__Instructions to follow__
Write out every entry precisely as given, leaving the pictures out.

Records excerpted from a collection
━━━━

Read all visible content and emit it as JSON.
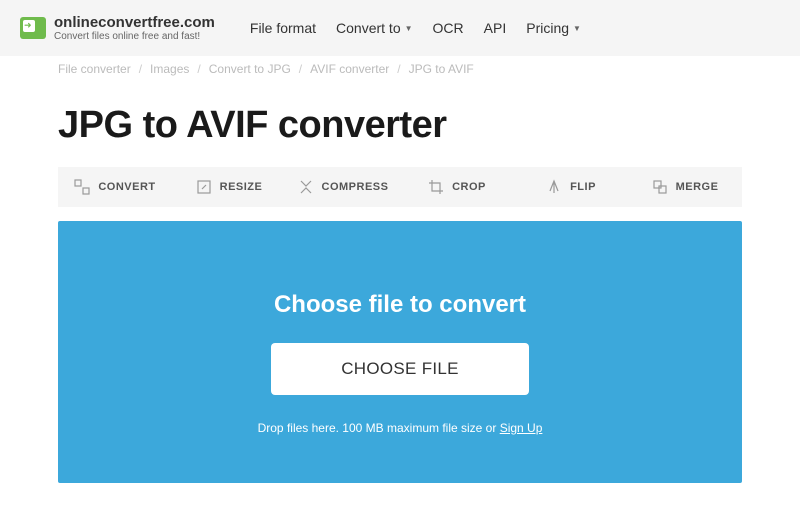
{
  "header": {
    "logo_name": "onlineconvertfree.com",
    "logo_tagline": "Convert files online free and fast!"
  },
  "nav": {
    "items": [
      {
        "label": "File format",
        "dropdown": false
      },
      {
        "label": "Convert to",
        "dropdown": true
      },
      {
        "label": "OCR",
        "dropdown": false
      },
      {
        "label": "API",
        "dropdown": false
      },
      {
        "label": "Pricing",
        "dropdown": true
      }
    ]
  },
  "breadcrumb": {
    "items": [
      "File converter",
      "Images",
      "Convert to JPG",
      "AVIF converter",
      "JPG to AVIF"
    ]
  },
  "page": {
    "title": "JPG to AVIF converter"
  },
  "tools": {
    "items": [
      {
        "label": "CONVERT"
      },
      {
        "label": "RESIZE"
      },
      {
        "label": "COMPRESS"
      },
      {
        "label": "CROP"
      },
      {
        "label": "FLIP"
      },
      {
        "label": "MERGE"
      }
    ]
  },
  "upload": {
    "title": "Choose file to convert",
    "button_label": "CHOOSE FILE",
    "hint_prefix": "Drop files here. 100 MB maximum file size or ",
    "hint_link": "Sign Up"
  }
}
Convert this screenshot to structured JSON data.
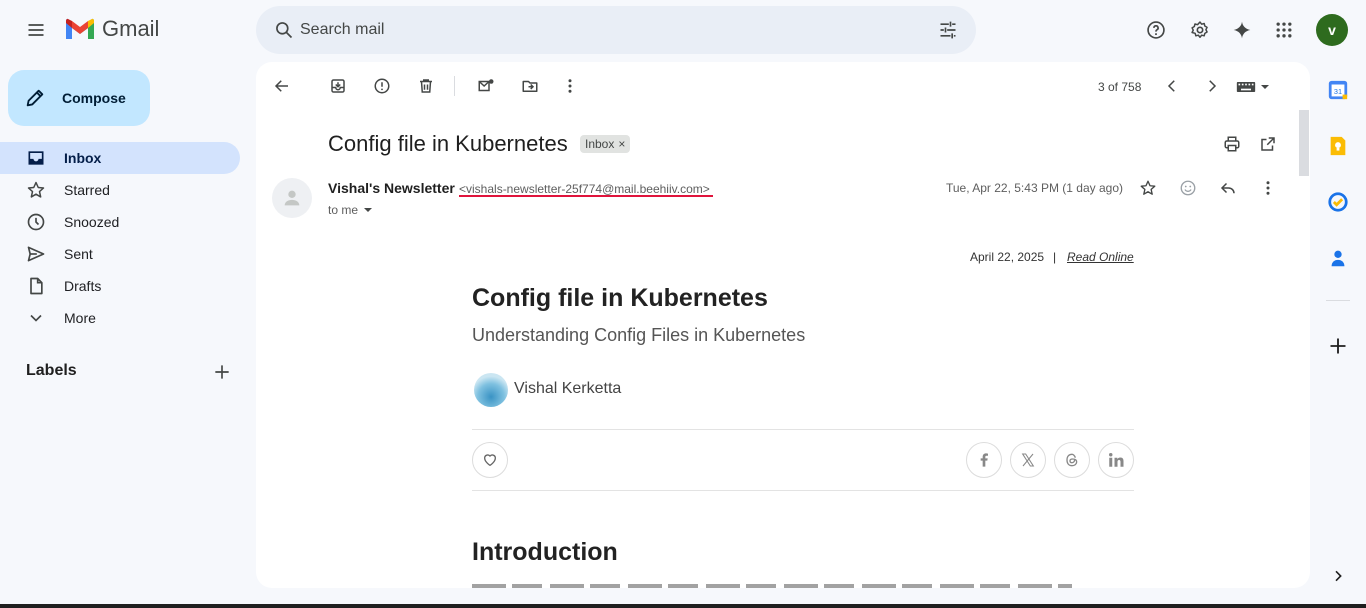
{
  "header": {
    "app_name": "Gmail",
    "search_placeholder": "Search mail",
    "avatar_letter": "v"
  },
  "sidebar": {
    "compose_label": "Compose",
    "items": [
      {
        "label": "Inbox",
        "icon": "inbox-icon",
        "active": true
      },
      {
        "label": "Starred",
        "icon": "star-icon"
      },
      {
        "label": "Snoozed",
        "icon": "clock-icon"
      },
      {
        "label": "Sent",
        "icon": "send-icon"
      },
      {
        "label": "Drafts",
        "icon": "draft-icon"
      },
      {
        "label": "More",
        "icon": "chevron-down-icon"
      }
    ],
    "labels_title": "Labels"
  },
  "toolbar": {
    "pagination": "3 of 758"
  },
  "email": {
    "subject": "Config file in Kubernetes",
    "label_chip": "Inbox",
    "sender_name": "Vishal's Newsletter",
    "sender_email": "<vishals-newsletter-25f774@mail.beehiiv.com>",
    "recipient": "to me",
    "date": "Tue, Apr 22, 5:43 PM (1 day ago)"
  },
  "newsletter": {
    "date": "April 22, 2025",
    "separator": "|",
    "read_online": "Read Online",
    "title": "Config file in Kubernetes",
    "subtitle": "Understanding Config Files in Kubernetes",
    "author": "Vishal Kerketta",
    "section_heading": "Introduction"
  },
  "colors": {
    "compose_bg": "#c2e7ff",
    "active_nav_bg": "#d3e3fd",
    "avatar_bg": "#2e6b1e",
    "email_underline": "#e0143c"
  }
}
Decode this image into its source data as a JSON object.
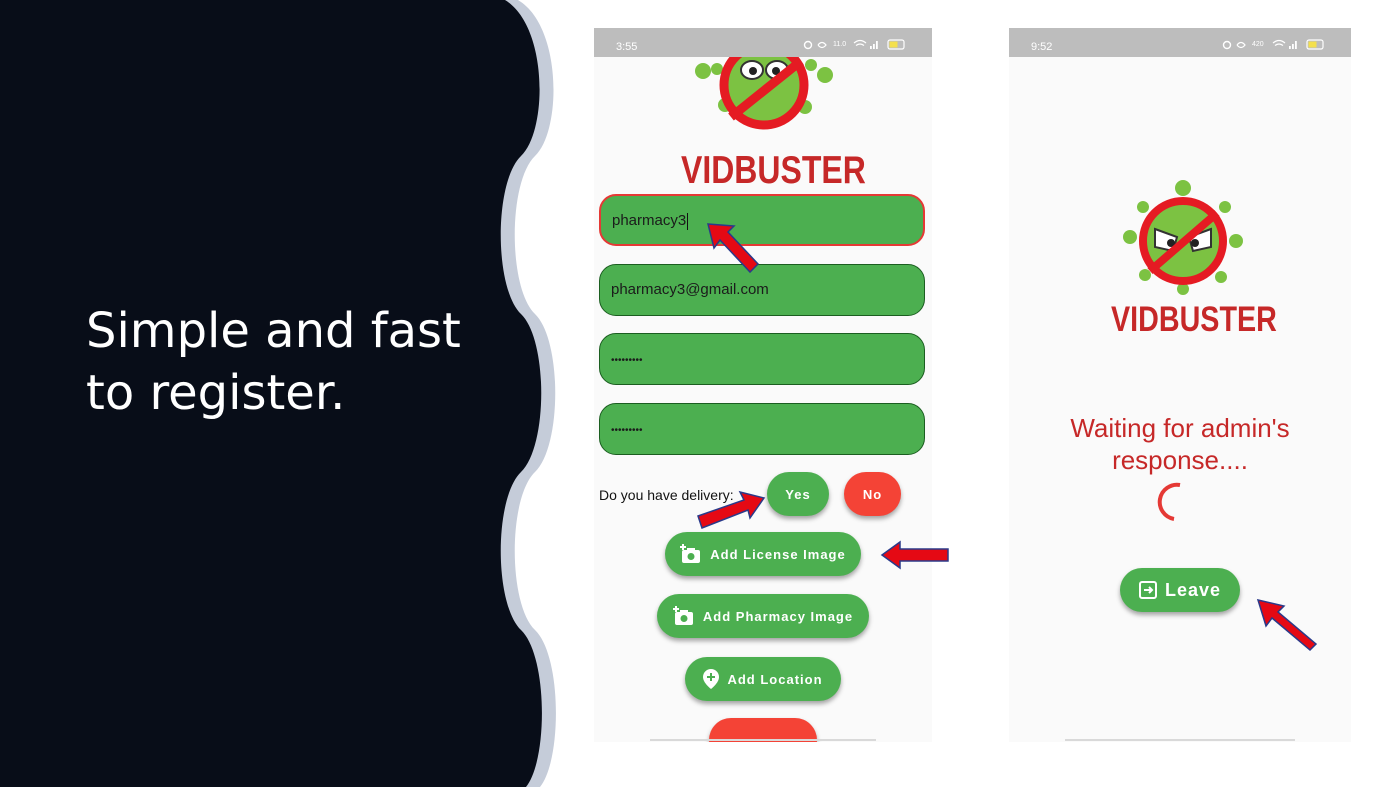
{
  "slide": {
    "headline_line1": "Simple and fast",
    "headline_line2": "to register.",
    "dark_color": "#080d18",
    "wave_color": "#c5ccd9"
  },
  "register_screen": {
    "status_time": "3:55",
    "status_net_speed": "11.0",
    "battery": "39",
    "brand": "VIDBUSTER",
    "name_value": "pharmacy3",
    "email_value": "pharmacy3@gmail.com",
    "password_mask": "•••••••••",
    "confirm_mask": "•••••••••",
    "delivery_question": "Do you have delivery:",
    "yes_label": "Yes",
    "no_label": "No",
    "license_button": "Add License Image",
    "pharmacy_button": "Add Pharmacy Image",
    "location_button": "Add Location",
    "camera_icon": "add-a-photo-icon",
    "location_icon": "add-location-icon"
  },
  "waiting_screen": {
    "status_time": "9:52",
    "status_net_speed": "420",
    "battery": "42",
    "brand": "VIDBUSTER",
    "waiting_line1": "Waiting for admin's",
    "waiting_line2": "response....",
    "leave_label": "Leave",
    "leave_icon": "exit-icon"
  },
  "colors": {
    "accent_green": "#4caf50",
    "accent_red": "#f44336",
    "brand_red": "#c62828"
  }
}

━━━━

__Response box__
Read all visible content and emit it as JSON.
{
  "header": {
    "logo_name": "onlineconvertfree.com",
    "logo_tagline": "Convert files online free and fast!"
  },
  "nav": {
    "items": [
      {
        "label": "File format",
        "dropdown": false
      },
      {
        "label": "Convert to",
        "dropdown": true
      },
      {
        "label": "OCR",
        "dropdown": false
      },
      {
        "label": "API",
        "dropdown": false
      },
      {
        "label": "Pricing",
        "dropdown": true
      }
    ]
  },
  "breadcrumb": {
    "items": [
      "File converter",
      "Images",
      "Convert to JPG",
      "AVIF converter",
      "JPG to AVIF"
    ]
  },
  "page": {
    "title": "JPG to AVIF converter"
  },
  "tools": {
    "items": [
      {
        "label": "CONVERT"
      },
      {
        "label": "RESIZE"
      },
      {
        "label": "COMPRESS"
      },
      {
        "label": "CROP"
      },
      {
        "label": "FLIP"
      },
      {
        "label": "MERGE"
      }
    ]
  },
  "upload": {
    "title": "Choose file to convert",
    "button_label": "CHOOSE FILE",
    "hint_prefix": "Drop files here. 100 MB maximum file size or ",
    "hint_link": "Sign Up"
  }
}
Convert this screenshot to structured JSON data.
{
  "header": {
    "app_name": "Gmail",
    "search_placeholder": "Search mail",
    "avatar_letter": "v"
  },
  "sidebar": {
    "compose_label": "Compose",
    "items": [
      {
        "label": "Inbox",
        "icon": "inbox-icon",
        "active": true
      },
      {
        "label": "Starred",
        "icon": "star-icon"
      },
      {
        "label": "Snoozed",
        "icon": "clock-icon"
      },
      {
        "label": "Sent",
        "icon": "send-icon"
      },
      {
        "label": "Drafts",
        "icon": "draft-icon"
      },
      {
        "label": "More",
        "icon": "chevron-down-icon"
      }
    ],
    "labels_title": "Labels"
  },
  "toolbar": {
    "pagination": "3 of 758"
  },
  "email": {
    "subject": "Config file in Kubernetes",
    "label_chip": "Inbox",
    "sender_name": "Vishal's Newsletter",
    "sender_email": "<vishals-newsletter-25f774@mail.beehiiv.com>",
    "recipient": "to me",
    "date": "Tue, Apr 22, 5:43 PM (1 day ago)"
  },
  "newsletter": {
    "date": "April 22, 2025",
    "separator": "|",
    "read_online": "Read Online",
    "title": "Config file in Kubernetes",
    "subtitle": "Understanding Config Files in Kubernetes",
    "author": "Vishal Kerketta",
    "section_heading": "Introduction"
  },
  "colors": {
    "compose_bg": "#c2e7ff",
    "active_nav_bg": "#d3e3fd",
    "avatar_bg": "#2e6b1e",
    "email_underline": "#e0143c"
  }
}
Decode this image into its source data as a JSON object.
{
  "slide": {
    "headline_line1": "Simple and fast",
    "headline_line2": "to register.",
    "dark_color": "#080d18",
    "wave_color": "#c5ccd9"
  },
  "register_screen": {
    "status_time": "3:55",
    "status_net_speed": "11.0",
    "battery": "39",
    "brand": "VIDBUSTER",
    "name_value": "pharmacy3",
    "email_value": "pharmacy3@gmail.com",
    "password_mask": "•••••••••",
    "confirm_mask": "•••••••••",
    "delivery_question": "Do you have delivery:",
    "yes_label": "Yes",
    "no_label": "No",
    "license_button": "Add License Image",
    "pharmacy_button": "Add Pharmacy Image",
    "location_button": "Add Location",
    "camera_icon": "add-a-photo-icon",
    "location_icon": "add-location-icon"
  },
  "waiting_screen": {
    "status_time": "9:52",
    "status_net_speed": "420",
    "battery": "42",
    "brand": "VIDBUSTER",
    "waiting_line1": "Waiting for admin's",
    "waiting_line2": "response....",
    "leave_label": "Leave",
    "leave_icon": "exit-icon"
  },
  "colors": {
    "accent_green": "#4caf50",
    "accent_red": "#f44336",
    "brand_red": "#c62828"
  }
}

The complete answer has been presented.